National Centre for Arts and Culture (NCAC) yesterday appeared before the joint
session of the Public Accounts and Public Enterprises Committees (PAC/PEC) of
the National Assembly, for scrutiny of their annual activity report and
Presenting the report before deputies, the Director General of NCAC, Baba Ceesay, said the NCAC staffing situation could be characterised as a pyramid structure, which is heavy at the bottom and lean at the top.
He said the staffing situation in the senior management cadre (top) is lean whilst the bottom, mostly unskilled staff, is heavy and two positions of director of (research and documentation, and culture heritage) continued to be vacant.
The copyright office also continued to be under-manned, with only the director in place, he added.
He further told lawmakers that the NCAC has witnessed financial constraints because of the outbreak of the Ebola in the sub-region around March 2014.
“It has huge negative impact on tourists’ arrival, and by extension the economy of countries like The Gambia, which heavily relies on tourism, but managed to stay Ebola-free.”
The revenue generated from visits to museums and heritage sites, and the source of internally generated revenue for NCAC declined by more than 60 per cent, he said.
“The greatest impact of this financial strain was felt on recurrent expenses such as fuel, stationery and supplies, maintenance, and utility bills and, in addition, important activities planned for the year such as the revision of the cultural policy, the conduct of staff and institutional audit; the operationalisation of Kankurang Centre in Janjanbureh; the rehabilitation of the Wassu Museum; did not take place because of the funding limitation.”

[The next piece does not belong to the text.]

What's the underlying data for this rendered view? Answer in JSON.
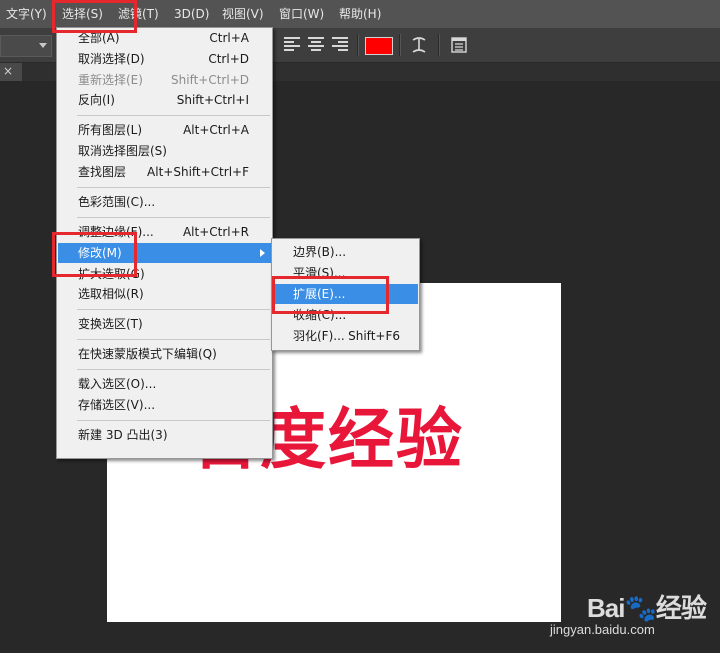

Mr Ceesay further cited the achievement of NCAC in 2014; support to festivals, most of which took place in 2013 recurred in 2014 with minor reforms to improve on the delivery to meet the department’s strategic objective.
The department since then continued to support and facilitate community festivals, with a view to incorporating them in the National Calendar of the events, he added.
As a cultural tourism product, the plan was to consolidate at least 12 selected community festivals and improve them to form part of the national calendar; and build them together with the Gambia Tourism Board as a cultural tourism product.
“We organised jointly with GTBoard for local festival organizers on events planning and management, including training for cultural troupes on costumes and choreography to enhance their performances during festivals.”
It was also how to package their diverse cultures as a tourism attraction and all festivals attended by NCAC were documented in audio-visual format and still-photograph with a view to producing a DVD and brochures on festivals of The Gambia by the end of the year 2014 for subsequent distribution in 2015 season.
The NCAC would return to the National Assembly today for the consideration of their annual activity report and financial statement.